What's About to Happen to Stairs
According to Laura Huch Kerckhoff, president of Castcon-Stone Inc., these are some of the design recommendations that will affect egress in the near future.
- Actual, rather than theoretical fire rating tests.
- The careful locating of stair towers farther from one another, with uniform signage so they are easy to locate. For example, New York City has introduced a bill that significantly limits using scissor-type stairs because that design entails two stairways using one shaft. If the shaft is damaged, then both stairs may be rendered inaccessible.
- Constructing stair towers and elevator towers out of fire-safe, impact-resistant materials such as concrete. Many drywall stair tower walls in the World Trade Center buildings collapsed due to impact from planes and flying debris. The collapsed walls blocked egress.

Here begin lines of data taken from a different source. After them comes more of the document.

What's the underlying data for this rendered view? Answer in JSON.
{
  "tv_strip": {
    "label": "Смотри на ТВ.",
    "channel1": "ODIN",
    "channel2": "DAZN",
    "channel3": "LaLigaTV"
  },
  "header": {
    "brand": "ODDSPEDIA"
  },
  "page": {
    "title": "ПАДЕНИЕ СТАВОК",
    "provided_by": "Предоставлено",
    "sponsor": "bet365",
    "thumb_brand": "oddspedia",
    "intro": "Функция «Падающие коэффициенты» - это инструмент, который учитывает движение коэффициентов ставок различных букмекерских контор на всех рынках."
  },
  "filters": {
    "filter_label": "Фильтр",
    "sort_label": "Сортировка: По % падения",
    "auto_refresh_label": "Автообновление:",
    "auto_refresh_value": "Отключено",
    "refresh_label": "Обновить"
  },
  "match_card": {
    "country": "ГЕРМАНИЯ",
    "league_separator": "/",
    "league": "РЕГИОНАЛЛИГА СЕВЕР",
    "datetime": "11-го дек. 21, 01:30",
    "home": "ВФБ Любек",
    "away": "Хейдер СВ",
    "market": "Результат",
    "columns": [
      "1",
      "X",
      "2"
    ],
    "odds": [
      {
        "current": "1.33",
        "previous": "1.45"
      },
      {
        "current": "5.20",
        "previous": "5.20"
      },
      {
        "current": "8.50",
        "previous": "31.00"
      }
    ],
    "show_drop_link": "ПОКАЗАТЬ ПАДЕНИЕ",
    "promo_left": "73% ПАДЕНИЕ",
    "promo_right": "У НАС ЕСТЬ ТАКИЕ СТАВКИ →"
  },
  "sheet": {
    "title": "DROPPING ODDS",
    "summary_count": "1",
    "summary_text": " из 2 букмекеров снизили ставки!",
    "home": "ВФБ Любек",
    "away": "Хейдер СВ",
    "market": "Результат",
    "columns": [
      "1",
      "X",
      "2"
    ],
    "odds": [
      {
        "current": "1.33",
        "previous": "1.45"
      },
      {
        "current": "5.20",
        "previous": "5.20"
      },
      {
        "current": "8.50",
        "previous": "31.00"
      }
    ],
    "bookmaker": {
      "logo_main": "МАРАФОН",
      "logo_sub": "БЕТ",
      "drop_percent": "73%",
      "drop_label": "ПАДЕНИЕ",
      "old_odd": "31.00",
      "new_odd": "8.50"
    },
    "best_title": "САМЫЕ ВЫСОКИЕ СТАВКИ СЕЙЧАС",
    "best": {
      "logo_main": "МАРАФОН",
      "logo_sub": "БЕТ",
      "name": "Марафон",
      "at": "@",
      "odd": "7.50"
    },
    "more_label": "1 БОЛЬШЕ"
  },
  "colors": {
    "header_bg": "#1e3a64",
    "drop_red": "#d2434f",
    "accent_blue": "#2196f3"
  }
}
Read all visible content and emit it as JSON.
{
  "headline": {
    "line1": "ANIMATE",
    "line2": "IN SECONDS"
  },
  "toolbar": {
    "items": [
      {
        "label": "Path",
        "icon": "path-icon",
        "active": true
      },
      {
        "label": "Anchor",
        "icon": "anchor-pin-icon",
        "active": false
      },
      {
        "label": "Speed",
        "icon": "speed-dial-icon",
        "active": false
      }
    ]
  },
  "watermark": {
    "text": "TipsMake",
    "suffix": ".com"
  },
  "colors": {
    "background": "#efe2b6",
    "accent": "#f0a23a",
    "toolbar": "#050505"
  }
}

- All buildings should be designed to accommodate timely full-building evacuation. Making stairways wider (at least 56 inches wide if 2000 people could be using them, per the new NFPA rule) to accommodate both building occupants exiting and emergency personnel entering. There is a related recommendation for a separate stair designated for emergency personnel.
- Photo luminescent painted signage and stairways if there is a power outage.
- Commercial buildings will be evaluated and designed with wind tunnel testing to determine sway and rigidity. This would encourage designers to use concrete stairs because they provide stability.